I don’t know, of course. Neither does anyone we’ll ever meet, probably. But I have heard very heated comments on the topic of whether the Lab at Wuhan might have been involved – some people saying that such a thing is impossible, and the technology doesn’t exist (yet). That’s a bold claim at the best of times – just because you are “an expert” and you can’t do something, it doesn’t mean it’s impossible. Especially if your dismissal includes “yet” – an admission that it could be possible, later (or maybe now, elsewhere). Others claim that the presence in the genome of various recognisable features “proves” that it was mutated in a sequence of animals.
Anyway, I came across this, which seems to me to be pretty conclusive about what’s possible these days. It’s a publication in the U.S. National Library of Medicine from 2014, about success at generating a version of a bat coronavirus, with greater ability to replicate both in vitro and in mice, “by incorporating the (SARS)-CoV spike (S) glycoprotein ectodomain”. Sound familiar?
A Mouse Model for Betacoronavirus Subgroup 2c Using a Bat Coronavirus Strain HKU5 Variant
Interested parties will want to read at least the whole abstract for themselves, but here are a couple of extracts: (emphasis mine)
Synthetic-genome platforms capable of reconstituting emerging zoonotic viral pathogens or their phylogenetic relatives provide new strategies for identifying broad-based therapeutics, evaluating vaccine outcomes, and studying viral pathogenesis. IMPORTANCE The 2012 outbreak of MERS-CoV raises the specter of another global epidemic, similar to the 2003 SARS-CoV epidemic. MERS-CoV is related to BtCoV HKU5 in target regions that are essential for drug and vaccine testing. Because no small animal model exists to evaluate MERS-CoV pathogenesis or to test vaccines, we constructed a recombinant BtCoV HKU5 that expressed a region of the SARS-CoV spike (S) glycoprotein, thereby allowing the recombinant virus to grow in cell culture and in mice.
I don’t profess to know a huge amount about either genetics or viruses, but I am pretty sure this shows that:
- current technology exists which can combine viruses in a way similar to zoonotic adaptation
- people are out there doing exactly that, with the specific goal of incorporating the SARS spike which attaches the virus to the ACE2 receptor in mouse (and human) respiratory cells into a bat corona virus – thereby making a potentially pandemic-capable “novel virus”.
Add to this the possibility that someone might make a mistake in a safety protocol somewhere, and a laboratory leak seems just as credible a source for SARS-CoV2 as any other story. IMHO.
I suspect that all those funding and performing such research have an (understandable) reluctance to (1) expose themselves to any blame, or (2) admit to the obvious risks of such undertakings.
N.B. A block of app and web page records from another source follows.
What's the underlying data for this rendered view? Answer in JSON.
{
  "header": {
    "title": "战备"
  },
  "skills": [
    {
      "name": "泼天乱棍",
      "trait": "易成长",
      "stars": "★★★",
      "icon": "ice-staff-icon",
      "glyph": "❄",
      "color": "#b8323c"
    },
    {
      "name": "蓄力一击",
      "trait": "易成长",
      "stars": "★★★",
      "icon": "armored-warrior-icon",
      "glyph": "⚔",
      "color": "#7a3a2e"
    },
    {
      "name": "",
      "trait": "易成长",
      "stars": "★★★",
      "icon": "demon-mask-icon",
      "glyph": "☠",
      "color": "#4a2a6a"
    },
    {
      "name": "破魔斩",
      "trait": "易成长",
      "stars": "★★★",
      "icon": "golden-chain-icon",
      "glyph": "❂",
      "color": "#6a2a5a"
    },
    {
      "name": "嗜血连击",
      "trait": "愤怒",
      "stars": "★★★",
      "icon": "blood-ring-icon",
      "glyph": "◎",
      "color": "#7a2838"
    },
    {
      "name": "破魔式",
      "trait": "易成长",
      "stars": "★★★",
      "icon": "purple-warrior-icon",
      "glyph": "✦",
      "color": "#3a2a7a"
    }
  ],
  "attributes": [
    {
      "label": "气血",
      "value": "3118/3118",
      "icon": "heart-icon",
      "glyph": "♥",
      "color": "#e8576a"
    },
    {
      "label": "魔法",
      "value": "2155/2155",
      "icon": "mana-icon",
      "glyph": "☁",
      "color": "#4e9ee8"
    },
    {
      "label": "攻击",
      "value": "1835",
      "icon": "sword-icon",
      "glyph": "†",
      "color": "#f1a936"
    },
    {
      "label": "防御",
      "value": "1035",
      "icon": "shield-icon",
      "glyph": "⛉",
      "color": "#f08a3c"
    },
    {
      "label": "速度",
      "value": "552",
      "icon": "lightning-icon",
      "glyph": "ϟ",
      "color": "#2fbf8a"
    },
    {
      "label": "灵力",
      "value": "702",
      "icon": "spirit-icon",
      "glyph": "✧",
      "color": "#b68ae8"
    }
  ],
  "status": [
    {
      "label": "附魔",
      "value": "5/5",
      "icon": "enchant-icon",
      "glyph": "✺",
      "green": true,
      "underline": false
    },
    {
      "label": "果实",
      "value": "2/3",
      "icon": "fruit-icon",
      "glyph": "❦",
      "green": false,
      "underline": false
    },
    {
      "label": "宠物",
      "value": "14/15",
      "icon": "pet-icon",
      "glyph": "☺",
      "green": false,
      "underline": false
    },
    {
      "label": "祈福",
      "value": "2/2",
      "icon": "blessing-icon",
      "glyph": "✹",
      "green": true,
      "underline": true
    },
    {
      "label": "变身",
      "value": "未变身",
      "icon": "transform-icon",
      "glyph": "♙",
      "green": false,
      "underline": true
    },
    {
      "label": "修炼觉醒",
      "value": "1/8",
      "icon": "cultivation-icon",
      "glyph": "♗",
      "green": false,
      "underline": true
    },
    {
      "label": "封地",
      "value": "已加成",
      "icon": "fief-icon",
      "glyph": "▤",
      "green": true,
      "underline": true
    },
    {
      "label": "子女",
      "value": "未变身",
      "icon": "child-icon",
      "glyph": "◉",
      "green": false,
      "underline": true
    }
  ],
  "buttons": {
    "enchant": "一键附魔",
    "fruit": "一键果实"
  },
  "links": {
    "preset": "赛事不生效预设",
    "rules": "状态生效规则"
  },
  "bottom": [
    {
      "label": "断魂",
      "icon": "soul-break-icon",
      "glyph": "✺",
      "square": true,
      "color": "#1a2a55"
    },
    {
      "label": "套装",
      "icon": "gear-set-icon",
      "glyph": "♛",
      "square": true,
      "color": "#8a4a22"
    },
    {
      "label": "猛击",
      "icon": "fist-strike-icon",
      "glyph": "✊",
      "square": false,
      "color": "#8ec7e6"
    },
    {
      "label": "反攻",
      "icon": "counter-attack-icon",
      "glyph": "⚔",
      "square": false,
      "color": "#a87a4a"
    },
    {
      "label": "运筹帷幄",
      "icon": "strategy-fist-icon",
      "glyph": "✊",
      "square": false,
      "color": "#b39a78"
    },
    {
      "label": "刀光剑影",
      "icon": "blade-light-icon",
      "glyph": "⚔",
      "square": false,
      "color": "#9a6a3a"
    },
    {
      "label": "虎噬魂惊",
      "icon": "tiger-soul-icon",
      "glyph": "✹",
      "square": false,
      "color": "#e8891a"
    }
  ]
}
Hence the relegation of all “SARS-CoV-2 was released from a lab” ideas to the “conspiracy theory” bin.
It’s not a conspiracy theory – I’m not suggesting there has been any conspiracy at all. It’s just completely possible.